In 2005, Michael Jackson and fashion designer Andre Van Pier began working on costume and set designs for the late King of Pop's planned 50-show residency in Las Vegas.

In anticipation of the residency, Van Pier, who was a longtime friend of the Jackson family, and designed costumes for MJ's sisters Janet and La Toya, began working on a 50-foot Michael Jackson robot with his partner Michael Luckman and artist Timothy Patterson. The robot would roam the nearby desert, acting as a monolithic advertisement for the residency, visible to anyone who flew into Las Vegas' McCarran International Airport.

Unfortunately, Michael, who was living in Nevada at the time, wasn't able to raise enough capital for the Las Vegas residency because he was deeply in debt, and investors were reluctant to enter into a deal with him so soon after his 2005 child-molestation trial. The MJ robot, which was intended to help draw financing as well as improve his tarnished public image, remained in limbo.

"Michael really liked the initial designs and wanted to use them somehow," Luckman told MTV News. Van Pier instead began working with Patterson to incorporate the robot concept into the design of a Michael Jackson hotel and casino, where the Michael Jackson robot would stand as a sentry at the entrance.

"The idea came up as a proposal to build a giant robotic hotel," Patterson stated. "The face would move, shooting laser-beam-looking lights. The whole building would be covered with spotlights."

When Van Pier died in 2008, Luckman and Patterson continued working on his design. Though Jackson's plans for a Las Vegas residency were put on permanent hold as he prepared for his U.K. 'This Is It' concert series, Luckman and Patterson remained optimistic.

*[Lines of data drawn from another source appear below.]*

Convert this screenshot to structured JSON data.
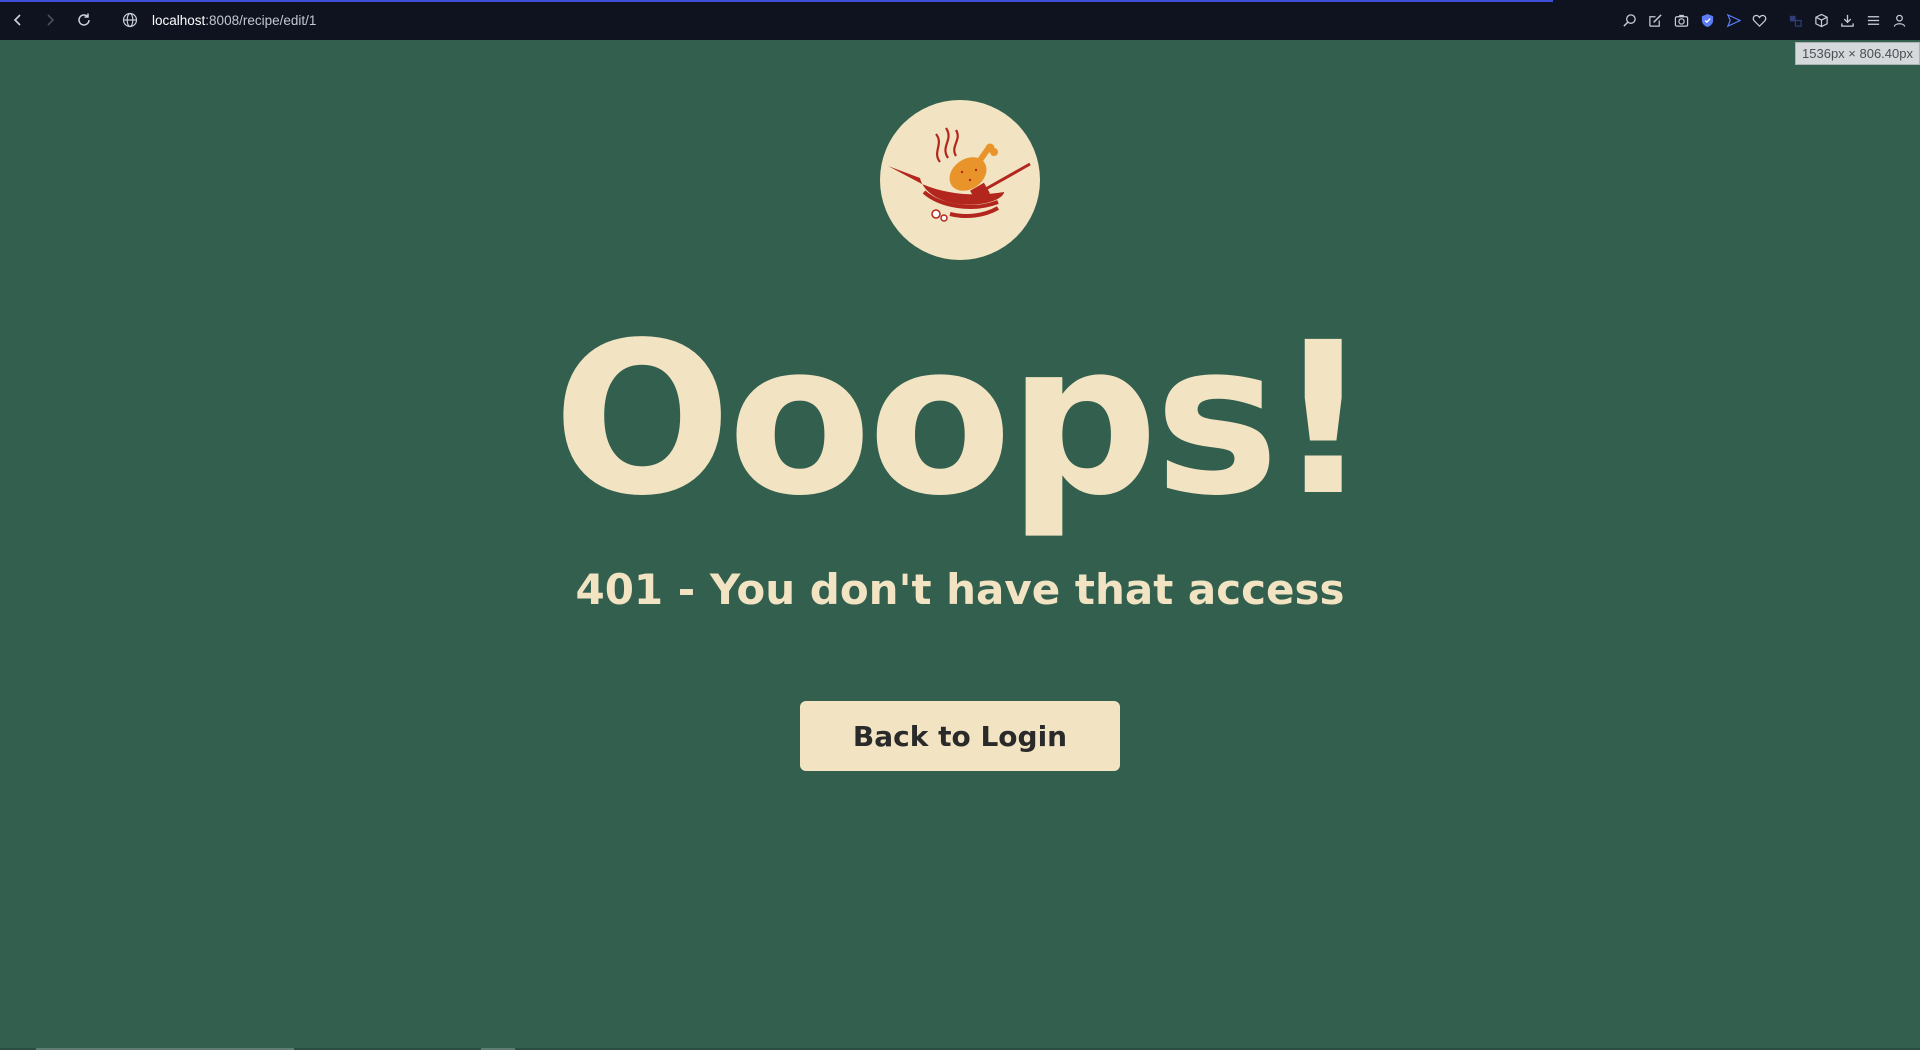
{
  "browser": {
    "url_host": "localhost",
    "url_path": ":8008/recipe/edit/1",
    "dims_badge": "1536px × 806.40px",
    "colors": {
      "toolbar_bg": "#0f1320",
      "accent": "#5b7cf2"
    },
    "icons": [
      "back-icon",
      "forward-icon",
      "reload-icon",
      "globe-icon",
      "zoom-icon",
      "edit-icon",
      "camera-icon",
      "shield-icon",
      "send-icon",
      "heart-icon",
      "translate-icon",
      "cube-icon",
      "download-icon",
      "menu-icon",
      "profile-icon"
    ]
  },
  "page": {
    "headline": "Ooops!",
    "subheadline": "401 - You don't have that access",
    "button_label": "Back to Login",
    "logo_icon": "chicken-wok-logo-icon",
    "colors": {
      "background": "#335f4f",
      "cream": "#f2e4c2",
      "logo_red": "#b3261e",
      "logo_orange": "#e8942a"
    }
  }
}
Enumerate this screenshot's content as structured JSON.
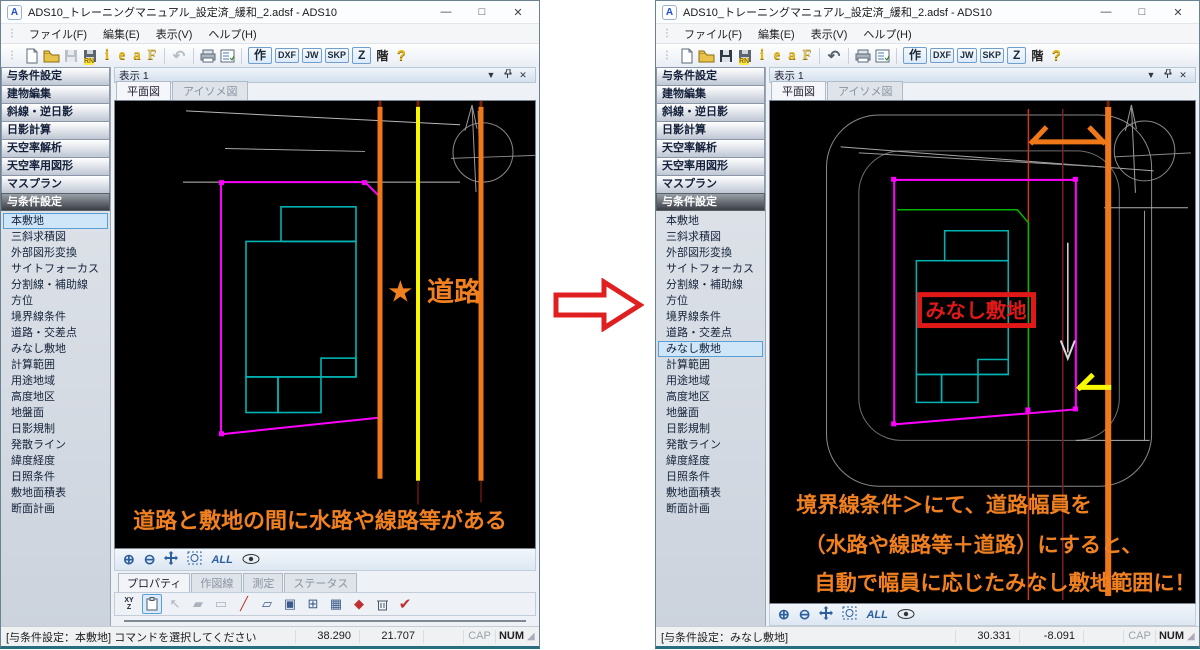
{
  "shared": {
    "window_title": "ADS10_トレーニングマニュアル_設定済_緩和_2.adsf - ADS10",
    "app_initial": "A",
    "menu_items": [
      "ファイル(F)",
      "編集(E)",
      "表示(V)",
      "ヘルプ(H)"
    ],
    "window_controls": {
      "minimize": "—",
      "maximize": "□",
      "close": "✕"
    },
    "toolbar": {
      "letter_i": "i",
      "letter_e": "e",
      "letter_a": "a",
      "letter_f": "F",
      "rn": "RN",
      "undo": "↶",
      "btn_saku": "作",
      "btn_dxf": "DXF",
      "btn_jw": "JW",
      "btn_skp": "SKP",
      "btn_z": "Z",
      "btn_kai": "階",
      "btn_help": "?"
    },
    "view": {
      "title": "表示 1",
      "tabs": [
        "平面図",
        "アイソメ図"
      ],
      "active_tab": "平面図",
      "collapse": "▼",
      "close": "✕",
      "zoom_in": "⊕",
      "zoom_out": "⊖",
      "zoom_all": "ALL"
    },
    "sidebar": {
      "modules": [
        "与条件設定",
        "建物編集",
        "斜線・逆日影",
        "日影計算",
        "天空率解析",
        "天空率用図形",
        "マスプラン"
      ],
      "section_header": "与条件設定",
      "items": [
        "本敷地",
        "三斜求積図",
        "外部図形変換",
        "サイトフォーカス",
        "分割線・補助線",
        "方位",
        "境界線条件",
        "道路・交差点",
        "みなし敷地",
        "計算範囲",
        "用途地域",
        "高度地区",
        "地盤面",
        "日影規制",
        "発散ライン",
        "緯度経度",
        "日照条件",
        "敷地面積表",
        "断面計画"
      ]
    },
    "status": {
      "cap": "CAP",
      "num": "NUM"
    },
    "colors": {
      "accent_orange": "#f07818",
      "magenta": "#ff00ff",
      "cyan": "#00b4b4",
      "yellow": "#f8f800",
      "green": "#00b400",
      "red_label": "#e01818"
    }
  },
  "left": {
    "sidebar_selected": "本敷地",
    "panel_tabs": [
      "プロパティ",
      "作図線",
      "測定",
      "ステータス"
    ],
    "panel_active_tab": "プロパティ",
    "panel_xyz_icon": {
      "top": "XY",
      "bottom": "Z"
    },
    "canvas": {
      "star": "★",
      "road_label": "道路",
      "caption": "道路と敷地の間に水路や線路等がある"
    },
    "status_label": "[与条件設定：本敷地]",
    "status_message": "コマンドを選択してください",
    "coord_x": "38.290",
    "coord_y": "21.707"
  },
  "right": {
    "sidebar_selected": "みなし敷地",
    "canvas": {
      "minashi_label": "みなし敷地",
      "caption_lines": [
        "境界線条件＞にて、道路幅員を",
        "（水路や線路等＋道路）にすると、",
        "自動で幅員に応じたみなし敷地範囲に！"
      ]
    },
    "status_label": "[与条件設定：みなし敷地]",
    "status_message": "",
    "coord_x": "30.331",
    "coord_y": "-8.091"
  }
}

"We were supposed to meet with him in London this November," Patterson said. "But then Andre died," and then, of course, so did the King of Pop, taking hopes of the roaming 50-foot robot/hotel with him.